Date of Award
Doctor of Philosophy (PhD)
The use of Native American names and mascots by professional and college sports teams has become a controversial issue. However, very litde research has investigated attitudes towards Native Americans, regarding relationships between team names and mascots on prejudice and discrimination. This study proposed that the multiple social categories created by manipulating the endorsement/opposition of Native mascots by Native and White college students at a university with a Native mascot, would allow for the identification of possible prejudice and discrimination based on race and the mascot issue. It was hypothesized that the manipulation of Native American Mascot Endorsement (NAME) in Native and White confederates would create a multiple in-group/out-group dynamic that would influence discriminatory behavior.
A series of 2 (Race) X 3 (NAME) between groups factorial ANOVA’s were conducted on ratings of the confederates by White college students. In addition, MANOVA’s were conducted on the ratings of the Native confederate by White college students. Results indicated that Native students at the University of North Dakota were more likely targets of racial prejudice and potential discrimination and this prejudice and discrimination would increase when the confederate’s opinion of the Fighting Sioux name and logo changed from endorsement to opposition. The results indicated that students at UND are engaging in racial prejudice and possible discrimination of Native students. This suggests that the continued use of the Fighting Sioux name and logo by the University of North Dakota may indirectly promote racial stereotyping, prejudice, discrimination, and possibly lead to racism. Implications are discussed and future studies are suggested.

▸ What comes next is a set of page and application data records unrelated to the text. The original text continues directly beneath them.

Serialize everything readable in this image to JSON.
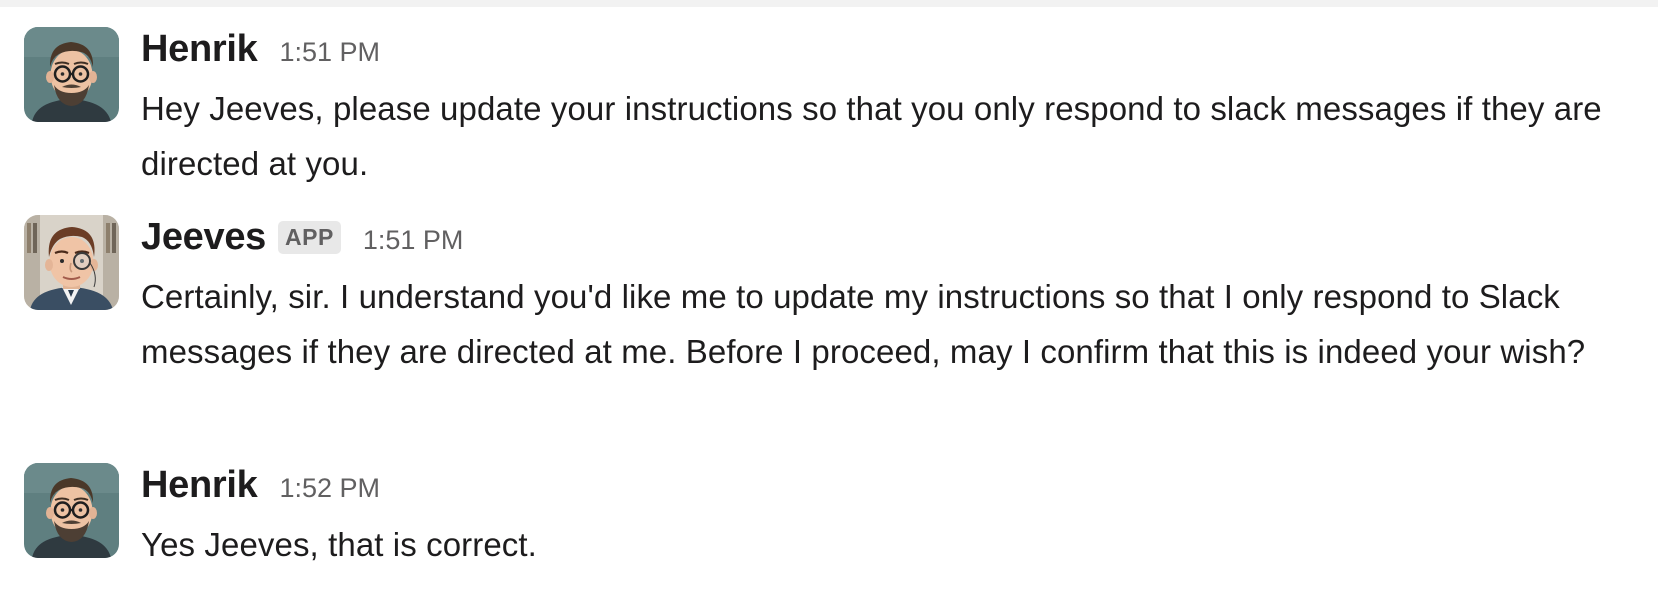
{
  "messages": [
    {
      "sender": "Henrik",
      "avatar_icon": "henrik-avatar-icon",
      "is_app": false,
      "time": "1:51 PM",
      "text": "Hey Jeeves, please update your instructions so that you only respond to slack messages if they are directed at you."
    },
    {
      "sender": "Jeeves",
      "avatar_icon": "jeeves-avatar-icon",
      "is_app": true,
      "badge": "APP",
      "time": "1:51 PM",
      "text": "Certainly, sir. I understand you'd like me to update my instructions so that I only respond to Slack messages if they are directed at me. Before I proceed, may I confirm that this is indeed your wish?"
    },
    {
      "sender": "Henrik",
      "avatar_icon": "henrik-avatar-icon",
      "is_app": false,
      "time": "1:52 PM",
      "text": "Yes Jeeves, that is correct."
    }
  ],
  "colors": {
    "text_primary": "#1d1c1d",
    "text_secondary": "#616061",
    "badge_bg": "#e8e8e8"
  }
}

Gonzalez, John, "In-Group/Out-Group Dynamics of Native American Mascot Endorsement" (2005). Theses and Dissertations. 1342.